**EXCERPTED RECORDS:**
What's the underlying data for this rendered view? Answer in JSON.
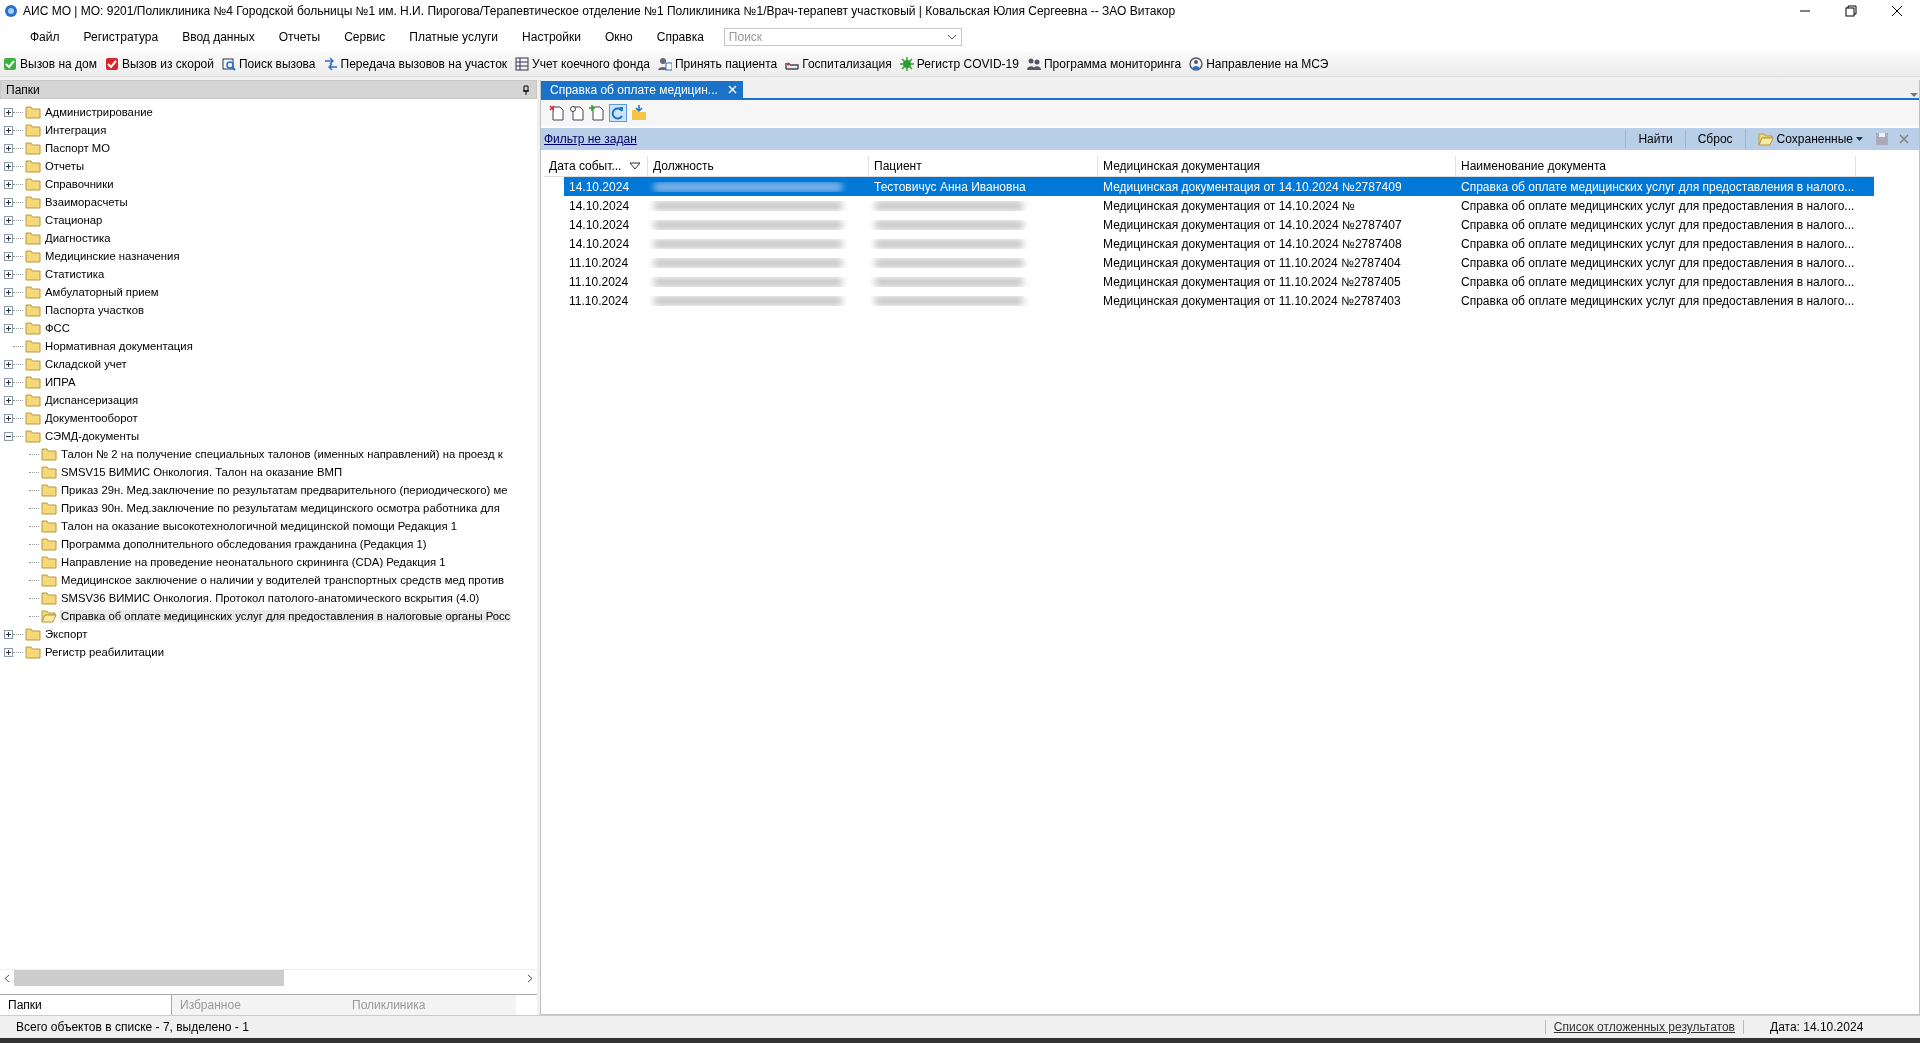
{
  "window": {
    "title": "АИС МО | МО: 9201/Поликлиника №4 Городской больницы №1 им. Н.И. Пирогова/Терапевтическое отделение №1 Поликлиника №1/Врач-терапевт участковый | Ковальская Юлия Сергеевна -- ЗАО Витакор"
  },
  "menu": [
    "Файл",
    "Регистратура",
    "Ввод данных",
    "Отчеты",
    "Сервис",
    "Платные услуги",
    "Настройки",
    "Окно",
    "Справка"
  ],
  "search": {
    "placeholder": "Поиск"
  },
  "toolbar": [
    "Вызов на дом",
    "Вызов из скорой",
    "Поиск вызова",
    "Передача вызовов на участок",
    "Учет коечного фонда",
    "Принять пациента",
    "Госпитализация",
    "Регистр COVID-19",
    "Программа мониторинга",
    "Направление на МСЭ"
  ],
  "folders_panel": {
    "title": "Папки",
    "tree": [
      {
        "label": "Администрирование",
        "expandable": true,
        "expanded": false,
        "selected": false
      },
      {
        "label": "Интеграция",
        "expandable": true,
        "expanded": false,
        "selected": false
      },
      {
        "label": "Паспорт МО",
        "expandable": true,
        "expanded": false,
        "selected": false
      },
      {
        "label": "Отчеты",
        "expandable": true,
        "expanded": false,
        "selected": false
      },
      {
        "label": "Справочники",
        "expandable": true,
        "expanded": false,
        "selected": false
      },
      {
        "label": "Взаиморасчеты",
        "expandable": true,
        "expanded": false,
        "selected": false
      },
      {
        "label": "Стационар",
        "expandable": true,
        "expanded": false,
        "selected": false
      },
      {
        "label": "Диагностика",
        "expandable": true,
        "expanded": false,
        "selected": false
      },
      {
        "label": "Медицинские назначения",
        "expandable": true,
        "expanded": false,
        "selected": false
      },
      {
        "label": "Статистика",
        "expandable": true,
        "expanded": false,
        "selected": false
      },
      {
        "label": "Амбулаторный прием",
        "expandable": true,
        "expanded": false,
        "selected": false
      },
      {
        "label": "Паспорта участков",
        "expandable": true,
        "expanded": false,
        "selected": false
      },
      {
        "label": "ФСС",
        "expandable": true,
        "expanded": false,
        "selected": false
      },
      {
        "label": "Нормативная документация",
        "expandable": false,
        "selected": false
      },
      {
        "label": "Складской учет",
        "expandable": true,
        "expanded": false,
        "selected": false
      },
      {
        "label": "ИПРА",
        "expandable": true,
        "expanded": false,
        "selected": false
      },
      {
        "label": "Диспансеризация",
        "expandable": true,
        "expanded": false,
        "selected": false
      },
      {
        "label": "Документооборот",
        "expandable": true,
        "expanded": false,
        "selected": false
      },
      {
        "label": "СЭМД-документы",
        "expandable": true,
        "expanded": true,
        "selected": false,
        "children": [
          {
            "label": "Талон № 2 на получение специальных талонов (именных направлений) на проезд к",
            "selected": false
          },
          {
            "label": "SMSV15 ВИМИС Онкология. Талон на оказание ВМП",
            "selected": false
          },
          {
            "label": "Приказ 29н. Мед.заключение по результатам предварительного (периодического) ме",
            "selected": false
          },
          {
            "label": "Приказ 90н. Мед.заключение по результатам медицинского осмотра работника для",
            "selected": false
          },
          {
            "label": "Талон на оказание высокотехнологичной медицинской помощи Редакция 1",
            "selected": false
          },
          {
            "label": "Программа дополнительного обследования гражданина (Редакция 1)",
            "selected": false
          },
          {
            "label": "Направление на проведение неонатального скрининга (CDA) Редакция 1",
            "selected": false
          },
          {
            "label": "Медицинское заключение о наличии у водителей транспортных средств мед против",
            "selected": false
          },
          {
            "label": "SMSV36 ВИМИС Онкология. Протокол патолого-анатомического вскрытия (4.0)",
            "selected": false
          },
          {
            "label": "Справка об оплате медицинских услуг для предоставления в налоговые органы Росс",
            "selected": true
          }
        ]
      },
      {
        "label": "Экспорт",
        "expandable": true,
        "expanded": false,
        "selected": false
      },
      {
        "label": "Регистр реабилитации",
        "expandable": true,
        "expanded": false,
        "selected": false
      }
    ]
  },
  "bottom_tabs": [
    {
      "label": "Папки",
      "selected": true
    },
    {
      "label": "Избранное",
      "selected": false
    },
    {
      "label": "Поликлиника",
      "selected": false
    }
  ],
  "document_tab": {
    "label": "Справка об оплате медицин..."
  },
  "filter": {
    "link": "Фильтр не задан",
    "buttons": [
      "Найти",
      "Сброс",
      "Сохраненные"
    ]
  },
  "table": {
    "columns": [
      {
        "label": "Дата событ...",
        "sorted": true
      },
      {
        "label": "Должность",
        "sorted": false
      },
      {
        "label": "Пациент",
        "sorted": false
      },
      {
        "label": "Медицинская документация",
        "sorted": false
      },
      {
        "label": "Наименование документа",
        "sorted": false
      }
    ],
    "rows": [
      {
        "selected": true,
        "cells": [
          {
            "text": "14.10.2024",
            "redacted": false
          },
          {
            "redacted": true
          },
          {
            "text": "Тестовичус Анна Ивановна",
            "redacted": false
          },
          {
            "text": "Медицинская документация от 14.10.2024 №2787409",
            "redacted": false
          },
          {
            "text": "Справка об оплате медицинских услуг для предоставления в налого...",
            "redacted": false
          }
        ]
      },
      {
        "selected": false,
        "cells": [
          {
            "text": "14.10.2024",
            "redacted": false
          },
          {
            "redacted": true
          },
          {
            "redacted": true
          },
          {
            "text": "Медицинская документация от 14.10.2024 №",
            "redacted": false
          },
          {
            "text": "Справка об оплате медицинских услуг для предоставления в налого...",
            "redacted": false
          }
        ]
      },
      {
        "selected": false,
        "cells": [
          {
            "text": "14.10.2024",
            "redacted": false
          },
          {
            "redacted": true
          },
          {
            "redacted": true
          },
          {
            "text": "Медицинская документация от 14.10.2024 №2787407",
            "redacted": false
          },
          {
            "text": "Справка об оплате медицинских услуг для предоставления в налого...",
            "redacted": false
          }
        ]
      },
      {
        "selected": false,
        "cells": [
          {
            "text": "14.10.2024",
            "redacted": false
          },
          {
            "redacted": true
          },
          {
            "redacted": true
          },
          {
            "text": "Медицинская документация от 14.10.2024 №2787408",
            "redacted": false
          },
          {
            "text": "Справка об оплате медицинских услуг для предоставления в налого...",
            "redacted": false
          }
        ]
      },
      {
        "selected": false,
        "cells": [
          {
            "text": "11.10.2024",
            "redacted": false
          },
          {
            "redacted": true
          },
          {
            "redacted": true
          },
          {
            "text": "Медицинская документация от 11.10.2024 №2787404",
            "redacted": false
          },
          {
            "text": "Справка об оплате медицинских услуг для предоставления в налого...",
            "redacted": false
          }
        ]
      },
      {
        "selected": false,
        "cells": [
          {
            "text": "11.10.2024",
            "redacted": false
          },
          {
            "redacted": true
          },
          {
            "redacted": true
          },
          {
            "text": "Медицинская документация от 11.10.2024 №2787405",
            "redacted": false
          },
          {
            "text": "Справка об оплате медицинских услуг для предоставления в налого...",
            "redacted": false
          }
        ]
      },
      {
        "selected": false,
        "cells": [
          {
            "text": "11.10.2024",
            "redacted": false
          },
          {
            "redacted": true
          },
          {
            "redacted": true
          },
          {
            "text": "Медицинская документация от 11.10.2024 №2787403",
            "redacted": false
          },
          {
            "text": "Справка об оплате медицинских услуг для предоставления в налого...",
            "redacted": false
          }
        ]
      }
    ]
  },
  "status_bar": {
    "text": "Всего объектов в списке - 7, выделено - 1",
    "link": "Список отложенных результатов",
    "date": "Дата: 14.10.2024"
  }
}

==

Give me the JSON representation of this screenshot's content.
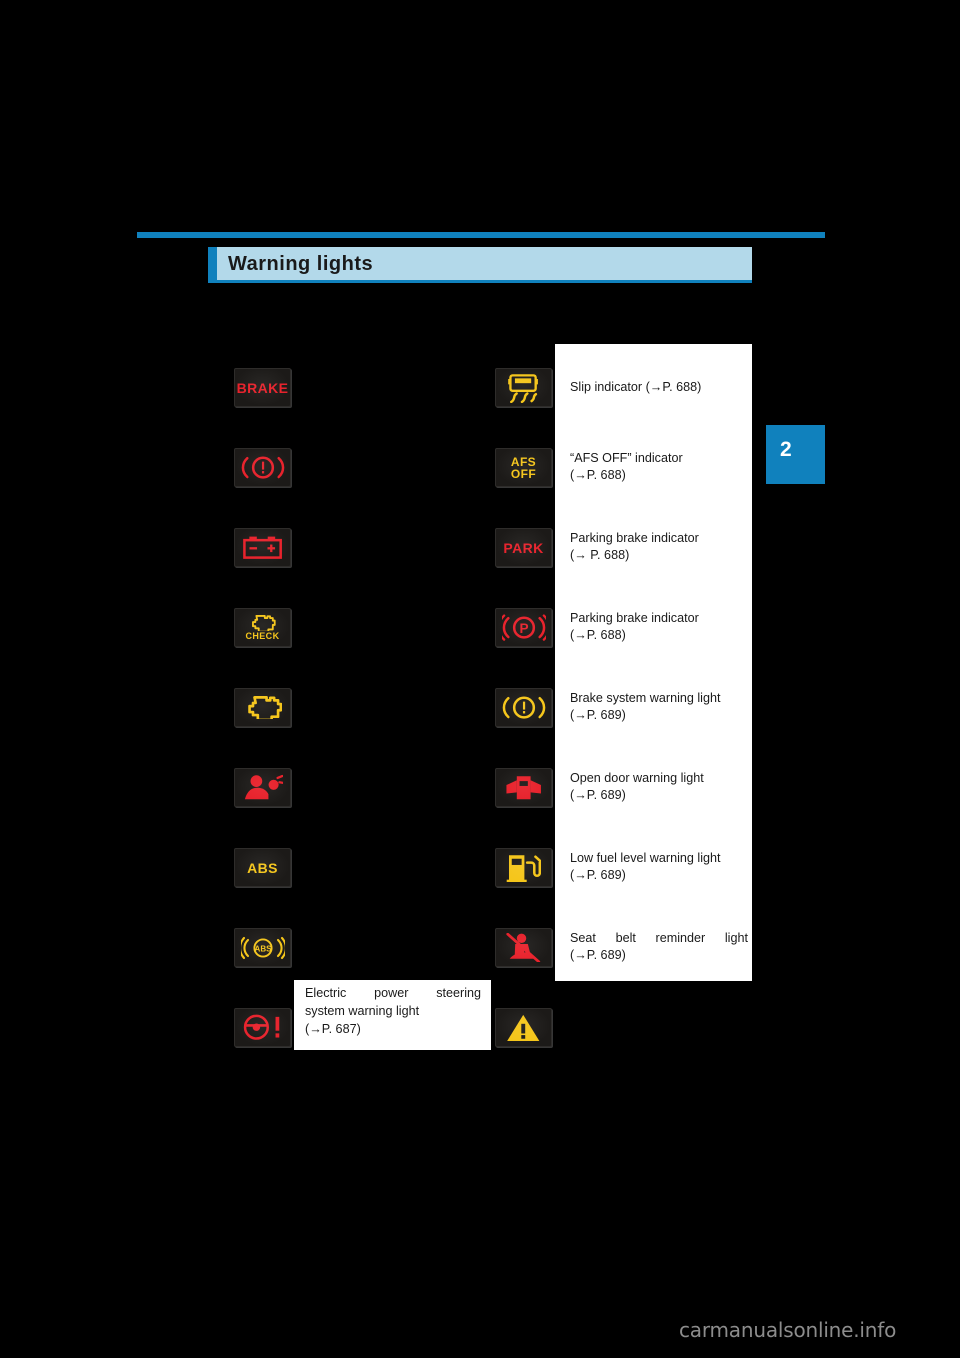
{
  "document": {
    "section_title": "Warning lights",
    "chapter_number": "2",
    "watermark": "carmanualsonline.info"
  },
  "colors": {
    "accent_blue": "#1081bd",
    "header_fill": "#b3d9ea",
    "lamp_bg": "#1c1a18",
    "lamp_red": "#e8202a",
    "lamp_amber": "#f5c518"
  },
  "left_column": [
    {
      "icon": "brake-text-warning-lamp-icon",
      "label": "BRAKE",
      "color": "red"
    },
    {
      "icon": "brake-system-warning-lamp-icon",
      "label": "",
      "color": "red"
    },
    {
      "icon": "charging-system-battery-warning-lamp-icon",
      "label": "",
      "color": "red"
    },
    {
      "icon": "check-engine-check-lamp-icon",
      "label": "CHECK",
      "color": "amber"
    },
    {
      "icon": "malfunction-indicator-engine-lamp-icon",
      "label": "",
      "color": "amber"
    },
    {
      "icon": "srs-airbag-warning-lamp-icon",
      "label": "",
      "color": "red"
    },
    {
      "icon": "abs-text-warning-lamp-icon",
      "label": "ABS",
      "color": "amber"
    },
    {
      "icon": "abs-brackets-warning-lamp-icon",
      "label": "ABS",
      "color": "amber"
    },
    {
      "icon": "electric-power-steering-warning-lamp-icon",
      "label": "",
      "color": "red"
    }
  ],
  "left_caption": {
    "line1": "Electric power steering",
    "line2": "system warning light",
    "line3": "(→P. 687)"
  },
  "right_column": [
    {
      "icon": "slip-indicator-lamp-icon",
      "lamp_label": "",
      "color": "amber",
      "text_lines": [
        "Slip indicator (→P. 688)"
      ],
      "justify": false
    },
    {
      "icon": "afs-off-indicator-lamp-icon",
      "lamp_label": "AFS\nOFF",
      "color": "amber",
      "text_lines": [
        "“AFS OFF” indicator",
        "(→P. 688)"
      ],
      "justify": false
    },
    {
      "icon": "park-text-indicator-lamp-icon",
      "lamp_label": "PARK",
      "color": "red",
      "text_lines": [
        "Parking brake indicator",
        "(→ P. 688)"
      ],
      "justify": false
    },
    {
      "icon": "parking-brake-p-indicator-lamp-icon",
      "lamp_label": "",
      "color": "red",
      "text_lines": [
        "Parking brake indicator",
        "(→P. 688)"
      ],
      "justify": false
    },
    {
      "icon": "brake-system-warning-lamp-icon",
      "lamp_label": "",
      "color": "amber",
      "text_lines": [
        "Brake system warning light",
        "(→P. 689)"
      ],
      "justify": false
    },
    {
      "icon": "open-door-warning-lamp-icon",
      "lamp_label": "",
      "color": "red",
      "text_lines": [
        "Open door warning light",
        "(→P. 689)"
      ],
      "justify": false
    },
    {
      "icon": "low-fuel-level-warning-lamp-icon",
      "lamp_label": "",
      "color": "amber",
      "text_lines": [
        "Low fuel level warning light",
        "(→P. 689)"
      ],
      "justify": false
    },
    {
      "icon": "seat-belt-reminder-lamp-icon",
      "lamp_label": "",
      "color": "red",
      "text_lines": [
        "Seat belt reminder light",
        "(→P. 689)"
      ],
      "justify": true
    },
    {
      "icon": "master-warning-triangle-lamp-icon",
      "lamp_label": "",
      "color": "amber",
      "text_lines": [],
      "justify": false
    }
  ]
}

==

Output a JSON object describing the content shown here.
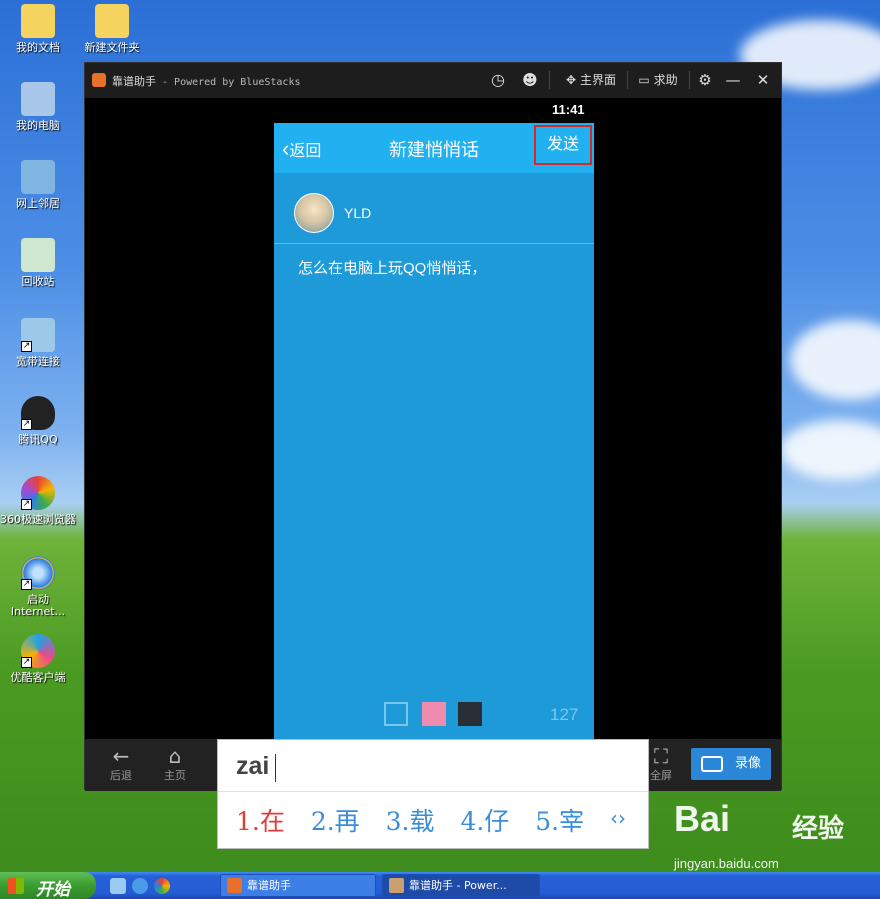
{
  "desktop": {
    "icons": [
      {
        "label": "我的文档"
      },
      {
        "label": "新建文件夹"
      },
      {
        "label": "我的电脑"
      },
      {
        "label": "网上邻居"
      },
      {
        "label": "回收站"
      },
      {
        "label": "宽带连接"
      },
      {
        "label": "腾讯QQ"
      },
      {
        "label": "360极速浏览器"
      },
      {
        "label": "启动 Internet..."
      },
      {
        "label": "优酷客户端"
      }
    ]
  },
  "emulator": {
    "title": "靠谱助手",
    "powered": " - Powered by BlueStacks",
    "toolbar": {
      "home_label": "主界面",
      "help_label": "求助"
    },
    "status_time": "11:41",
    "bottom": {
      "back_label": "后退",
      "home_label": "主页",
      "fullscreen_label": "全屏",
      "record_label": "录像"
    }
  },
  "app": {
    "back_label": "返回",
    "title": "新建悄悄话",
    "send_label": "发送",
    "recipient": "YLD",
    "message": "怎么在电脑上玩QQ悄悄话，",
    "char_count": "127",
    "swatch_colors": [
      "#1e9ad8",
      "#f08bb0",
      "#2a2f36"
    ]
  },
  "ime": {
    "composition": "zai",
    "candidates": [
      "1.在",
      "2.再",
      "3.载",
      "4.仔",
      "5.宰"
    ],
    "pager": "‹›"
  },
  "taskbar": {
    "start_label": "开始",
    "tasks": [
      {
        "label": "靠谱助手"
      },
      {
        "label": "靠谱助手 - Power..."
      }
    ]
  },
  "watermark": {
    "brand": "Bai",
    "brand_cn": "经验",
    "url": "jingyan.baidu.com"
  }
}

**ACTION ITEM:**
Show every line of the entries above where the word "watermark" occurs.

**RESULT OF THE EXERCISE:**
    "watermark": "carmanualsonline.info"
  "watermark": {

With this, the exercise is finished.